There are men waiting to be taxi drivers, I went with one. He showed me an ID card with a picture of a baby on it. He told me a story.
“This is my son. You know how I got this card?”
“My son was born with a problem in his arm, and they said that if his arm wasn’t operated on he would lose the arm. We don’t have that kind of hospital here, so I have to go across into Jerusalem to see the doctor. So I go to the Fence.”
“The man at the fence won’t let me through. He says that I can’t bring through any person without a card. He is referring to my son, who is a new born. He didn’t have a card.”
“So I say to him, where do I get the card? He says you must get the card in Jerusalem.”
“I say let me through then I will get the card and leave my son with my wife. He says that won’t work, a person must be present to have fingerprints and a photo and so on in order to get the card.”
“I say how will my son get the card if he cannot travel through the fence to get the card?”
“He told me I was holding up the line, and my son never got the surgery, he lost his arm.”
He passed me the card, he said it was fake, and he didn’t have the courage to try it out, because you could be put in prison for such a thing.
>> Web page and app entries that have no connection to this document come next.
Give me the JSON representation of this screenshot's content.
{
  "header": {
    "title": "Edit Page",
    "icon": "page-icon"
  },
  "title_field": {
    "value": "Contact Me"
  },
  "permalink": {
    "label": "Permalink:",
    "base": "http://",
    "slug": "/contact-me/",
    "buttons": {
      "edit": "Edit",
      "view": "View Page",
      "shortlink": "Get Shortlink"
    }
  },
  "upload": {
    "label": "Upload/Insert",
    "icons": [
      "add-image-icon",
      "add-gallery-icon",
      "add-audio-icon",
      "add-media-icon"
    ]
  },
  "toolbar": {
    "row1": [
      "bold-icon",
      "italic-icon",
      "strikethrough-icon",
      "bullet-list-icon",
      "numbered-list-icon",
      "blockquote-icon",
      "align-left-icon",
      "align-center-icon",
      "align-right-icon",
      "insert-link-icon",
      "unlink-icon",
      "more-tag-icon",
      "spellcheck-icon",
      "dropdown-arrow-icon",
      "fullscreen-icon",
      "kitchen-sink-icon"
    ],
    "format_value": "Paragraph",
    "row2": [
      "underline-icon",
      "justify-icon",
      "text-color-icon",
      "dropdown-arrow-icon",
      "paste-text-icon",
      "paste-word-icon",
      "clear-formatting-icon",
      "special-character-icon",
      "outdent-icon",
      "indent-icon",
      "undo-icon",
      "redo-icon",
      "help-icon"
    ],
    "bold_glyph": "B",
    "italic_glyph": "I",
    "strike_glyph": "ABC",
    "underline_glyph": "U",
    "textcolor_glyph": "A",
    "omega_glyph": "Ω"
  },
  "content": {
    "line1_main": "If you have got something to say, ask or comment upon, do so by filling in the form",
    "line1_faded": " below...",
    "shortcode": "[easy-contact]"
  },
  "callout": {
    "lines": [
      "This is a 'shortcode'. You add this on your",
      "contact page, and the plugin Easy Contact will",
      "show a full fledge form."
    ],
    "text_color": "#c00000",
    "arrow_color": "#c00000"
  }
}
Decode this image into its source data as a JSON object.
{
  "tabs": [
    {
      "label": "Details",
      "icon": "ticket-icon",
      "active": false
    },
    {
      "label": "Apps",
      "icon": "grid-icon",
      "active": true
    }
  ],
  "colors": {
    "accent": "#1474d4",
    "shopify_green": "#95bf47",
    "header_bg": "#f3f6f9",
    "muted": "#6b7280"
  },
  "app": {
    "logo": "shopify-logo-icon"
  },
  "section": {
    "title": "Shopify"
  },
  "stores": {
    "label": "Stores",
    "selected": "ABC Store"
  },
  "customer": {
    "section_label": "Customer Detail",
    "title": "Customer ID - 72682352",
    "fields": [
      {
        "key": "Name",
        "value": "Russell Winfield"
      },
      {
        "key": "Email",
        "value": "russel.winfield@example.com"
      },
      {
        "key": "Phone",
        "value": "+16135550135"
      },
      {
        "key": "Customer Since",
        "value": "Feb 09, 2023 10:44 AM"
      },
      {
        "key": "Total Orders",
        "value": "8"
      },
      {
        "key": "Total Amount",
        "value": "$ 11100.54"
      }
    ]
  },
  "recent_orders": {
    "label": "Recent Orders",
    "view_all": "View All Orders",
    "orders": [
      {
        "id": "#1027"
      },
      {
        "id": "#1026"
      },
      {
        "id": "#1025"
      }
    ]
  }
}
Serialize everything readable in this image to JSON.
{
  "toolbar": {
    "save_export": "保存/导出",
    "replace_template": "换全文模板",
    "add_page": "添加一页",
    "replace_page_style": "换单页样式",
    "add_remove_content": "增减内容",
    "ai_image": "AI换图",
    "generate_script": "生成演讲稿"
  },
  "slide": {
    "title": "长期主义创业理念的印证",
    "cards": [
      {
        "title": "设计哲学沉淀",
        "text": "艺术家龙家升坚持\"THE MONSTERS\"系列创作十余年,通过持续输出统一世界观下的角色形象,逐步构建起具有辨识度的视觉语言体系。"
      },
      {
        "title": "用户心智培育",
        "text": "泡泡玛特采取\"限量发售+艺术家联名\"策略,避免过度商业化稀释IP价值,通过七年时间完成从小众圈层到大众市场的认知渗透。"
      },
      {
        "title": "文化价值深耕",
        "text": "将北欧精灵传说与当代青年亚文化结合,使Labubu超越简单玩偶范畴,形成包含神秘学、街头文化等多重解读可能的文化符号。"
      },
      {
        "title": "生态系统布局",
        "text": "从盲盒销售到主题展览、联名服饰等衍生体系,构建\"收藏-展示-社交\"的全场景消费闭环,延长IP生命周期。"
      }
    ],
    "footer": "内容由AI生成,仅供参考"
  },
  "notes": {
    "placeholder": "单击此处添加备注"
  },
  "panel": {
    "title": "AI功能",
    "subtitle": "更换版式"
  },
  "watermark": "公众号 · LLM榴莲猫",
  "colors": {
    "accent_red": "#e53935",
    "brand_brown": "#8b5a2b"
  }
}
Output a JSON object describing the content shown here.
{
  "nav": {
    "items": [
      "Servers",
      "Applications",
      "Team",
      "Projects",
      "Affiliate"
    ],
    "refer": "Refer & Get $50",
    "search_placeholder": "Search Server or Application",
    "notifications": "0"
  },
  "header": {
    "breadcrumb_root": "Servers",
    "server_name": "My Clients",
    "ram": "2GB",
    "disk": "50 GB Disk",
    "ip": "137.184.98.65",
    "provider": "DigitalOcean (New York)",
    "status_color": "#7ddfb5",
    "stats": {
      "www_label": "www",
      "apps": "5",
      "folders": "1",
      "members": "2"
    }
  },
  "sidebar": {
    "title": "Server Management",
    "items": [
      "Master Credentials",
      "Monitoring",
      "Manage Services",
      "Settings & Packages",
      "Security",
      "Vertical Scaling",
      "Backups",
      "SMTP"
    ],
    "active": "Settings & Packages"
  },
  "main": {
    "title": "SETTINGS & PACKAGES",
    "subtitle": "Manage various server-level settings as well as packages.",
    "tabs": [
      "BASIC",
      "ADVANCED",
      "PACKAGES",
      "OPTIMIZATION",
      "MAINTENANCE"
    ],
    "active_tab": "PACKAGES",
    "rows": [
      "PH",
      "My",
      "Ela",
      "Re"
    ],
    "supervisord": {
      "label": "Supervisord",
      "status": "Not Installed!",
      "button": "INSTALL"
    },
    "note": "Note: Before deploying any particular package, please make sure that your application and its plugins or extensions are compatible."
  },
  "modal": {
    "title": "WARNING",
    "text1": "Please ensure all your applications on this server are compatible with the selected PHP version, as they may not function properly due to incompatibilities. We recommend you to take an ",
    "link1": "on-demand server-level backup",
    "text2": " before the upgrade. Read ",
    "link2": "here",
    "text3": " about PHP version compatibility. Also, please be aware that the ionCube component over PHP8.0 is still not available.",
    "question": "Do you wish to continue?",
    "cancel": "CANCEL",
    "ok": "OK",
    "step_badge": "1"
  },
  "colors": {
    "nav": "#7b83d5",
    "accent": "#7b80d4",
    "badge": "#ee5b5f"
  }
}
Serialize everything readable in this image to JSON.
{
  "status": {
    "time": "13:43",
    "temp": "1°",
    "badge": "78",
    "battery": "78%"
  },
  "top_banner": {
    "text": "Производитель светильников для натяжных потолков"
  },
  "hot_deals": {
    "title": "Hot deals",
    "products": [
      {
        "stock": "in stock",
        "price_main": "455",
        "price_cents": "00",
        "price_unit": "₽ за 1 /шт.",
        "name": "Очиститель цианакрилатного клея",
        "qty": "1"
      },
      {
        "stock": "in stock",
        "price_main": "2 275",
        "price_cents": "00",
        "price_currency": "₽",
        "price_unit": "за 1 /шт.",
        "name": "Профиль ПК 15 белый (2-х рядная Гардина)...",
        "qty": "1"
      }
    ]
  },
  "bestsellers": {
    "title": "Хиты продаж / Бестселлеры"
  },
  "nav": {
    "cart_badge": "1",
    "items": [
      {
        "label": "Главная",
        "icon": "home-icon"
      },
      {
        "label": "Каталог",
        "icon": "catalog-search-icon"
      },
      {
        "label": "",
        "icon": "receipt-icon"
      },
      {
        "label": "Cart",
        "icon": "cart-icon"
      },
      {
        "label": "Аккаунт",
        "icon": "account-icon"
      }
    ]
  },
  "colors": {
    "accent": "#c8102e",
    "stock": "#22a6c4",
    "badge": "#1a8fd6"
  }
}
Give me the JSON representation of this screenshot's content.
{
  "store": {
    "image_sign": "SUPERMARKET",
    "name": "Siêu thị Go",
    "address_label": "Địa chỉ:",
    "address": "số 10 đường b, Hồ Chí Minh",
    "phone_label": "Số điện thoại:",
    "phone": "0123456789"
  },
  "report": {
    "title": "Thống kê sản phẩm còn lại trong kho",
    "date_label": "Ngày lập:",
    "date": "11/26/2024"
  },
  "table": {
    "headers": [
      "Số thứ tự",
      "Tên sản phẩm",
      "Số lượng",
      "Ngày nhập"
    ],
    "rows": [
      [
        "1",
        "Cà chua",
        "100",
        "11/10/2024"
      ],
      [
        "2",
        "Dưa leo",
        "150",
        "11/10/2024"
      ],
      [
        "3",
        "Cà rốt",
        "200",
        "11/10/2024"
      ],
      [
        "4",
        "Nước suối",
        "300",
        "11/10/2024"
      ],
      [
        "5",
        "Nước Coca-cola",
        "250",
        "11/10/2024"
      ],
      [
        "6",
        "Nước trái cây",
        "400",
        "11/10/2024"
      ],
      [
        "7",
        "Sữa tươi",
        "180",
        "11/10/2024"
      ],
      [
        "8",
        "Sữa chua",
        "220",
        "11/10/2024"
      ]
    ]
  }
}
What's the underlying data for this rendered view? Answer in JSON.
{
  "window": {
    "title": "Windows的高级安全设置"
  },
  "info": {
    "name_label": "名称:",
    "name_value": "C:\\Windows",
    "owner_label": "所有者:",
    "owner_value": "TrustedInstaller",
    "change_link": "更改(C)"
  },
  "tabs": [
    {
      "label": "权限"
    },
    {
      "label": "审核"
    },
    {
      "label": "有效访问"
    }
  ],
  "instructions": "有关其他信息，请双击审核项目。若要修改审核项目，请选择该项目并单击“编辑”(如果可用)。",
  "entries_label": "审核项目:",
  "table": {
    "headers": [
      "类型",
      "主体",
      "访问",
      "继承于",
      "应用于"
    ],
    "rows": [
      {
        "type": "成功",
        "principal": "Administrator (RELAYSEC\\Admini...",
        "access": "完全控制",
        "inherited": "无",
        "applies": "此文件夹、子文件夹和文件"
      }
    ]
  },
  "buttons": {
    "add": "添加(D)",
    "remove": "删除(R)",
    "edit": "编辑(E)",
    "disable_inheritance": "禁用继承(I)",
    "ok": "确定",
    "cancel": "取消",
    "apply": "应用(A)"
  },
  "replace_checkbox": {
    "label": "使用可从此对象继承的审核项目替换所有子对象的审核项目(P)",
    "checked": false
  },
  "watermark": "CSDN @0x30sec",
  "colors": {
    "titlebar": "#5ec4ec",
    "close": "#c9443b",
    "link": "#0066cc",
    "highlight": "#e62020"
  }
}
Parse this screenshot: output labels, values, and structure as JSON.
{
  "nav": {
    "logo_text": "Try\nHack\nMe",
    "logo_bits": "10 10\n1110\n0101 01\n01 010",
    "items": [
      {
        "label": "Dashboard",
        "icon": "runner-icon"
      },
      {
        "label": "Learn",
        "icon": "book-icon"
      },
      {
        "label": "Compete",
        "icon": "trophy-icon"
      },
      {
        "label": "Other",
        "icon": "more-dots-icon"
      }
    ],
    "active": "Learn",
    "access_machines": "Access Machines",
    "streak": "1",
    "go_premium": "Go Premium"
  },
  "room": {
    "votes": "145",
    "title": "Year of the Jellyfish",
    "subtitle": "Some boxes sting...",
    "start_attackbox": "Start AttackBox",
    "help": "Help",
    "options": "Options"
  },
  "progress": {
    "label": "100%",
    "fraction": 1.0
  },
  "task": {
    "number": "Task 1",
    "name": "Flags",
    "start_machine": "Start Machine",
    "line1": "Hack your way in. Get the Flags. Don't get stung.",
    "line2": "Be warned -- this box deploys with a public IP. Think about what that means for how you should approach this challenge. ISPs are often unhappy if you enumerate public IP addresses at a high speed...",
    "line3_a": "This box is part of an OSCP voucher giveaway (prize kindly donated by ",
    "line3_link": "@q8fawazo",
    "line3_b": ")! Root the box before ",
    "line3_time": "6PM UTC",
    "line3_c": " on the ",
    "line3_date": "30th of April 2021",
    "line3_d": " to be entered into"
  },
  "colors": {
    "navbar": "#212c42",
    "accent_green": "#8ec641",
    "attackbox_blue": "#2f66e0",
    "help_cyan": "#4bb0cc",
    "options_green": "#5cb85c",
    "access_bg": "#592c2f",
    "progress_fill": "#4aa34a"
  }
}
He had to choose between making his son grow up without an arm or without a father. The card was so poorly done. It was obviously fake.
We got up to the top of this hill, and he pointed out at these buildings coming over the hills, he said they were settlements, and they took over 3 more hills in the last few months. These were very nice buildings. Developments.
I went back to Israel that night, and I went to a waffle store. They had every kind of waffle. Chocolate waffle, ice cream waffle, Nutella. Anything. Any kind of fruit and so on. The taxis are really nice there they have meters, they don’t clunk when they start. The monuments are lit up at night. There are little plaques at every monument that tell you the history in English and Hebrew and Russian and Italian.
When I took the bus back, I sat next to a young girl who had a phone with rhinestones glued to it in a heart shape, and a beanie baby on a key chain. She had a ponytail, she was texting and wearing an army uniform. She had a grenade launcher in the seat next to her. The bus stopped several times and the Palestinians were made to get off and be searched. Their bags were taken off the bus and dumped out, and the soldiers kicked through their belongings at the side of the road and we sat inside the bus and watched and they passed out snacks.
It was absolutely banal, but the whole thing chilled me, and I realized that this was the country at the center of American foreign policy, and this was the beacon of democracy, and I realized that these were the supposed “good guys,” and I just thought that it wasn’t fucking right, and that Christians should be embarrassed because Jesus wouldn’t have stood for any of this.
Sorry I wrote a novel. It really changed me.
TL:DR; I think every American history teacher should be forced to walk around in Jerusalem, then go through the wall to Bethlehem and walk around in Palestine before teaching students that colonialism is something that “used to” happen.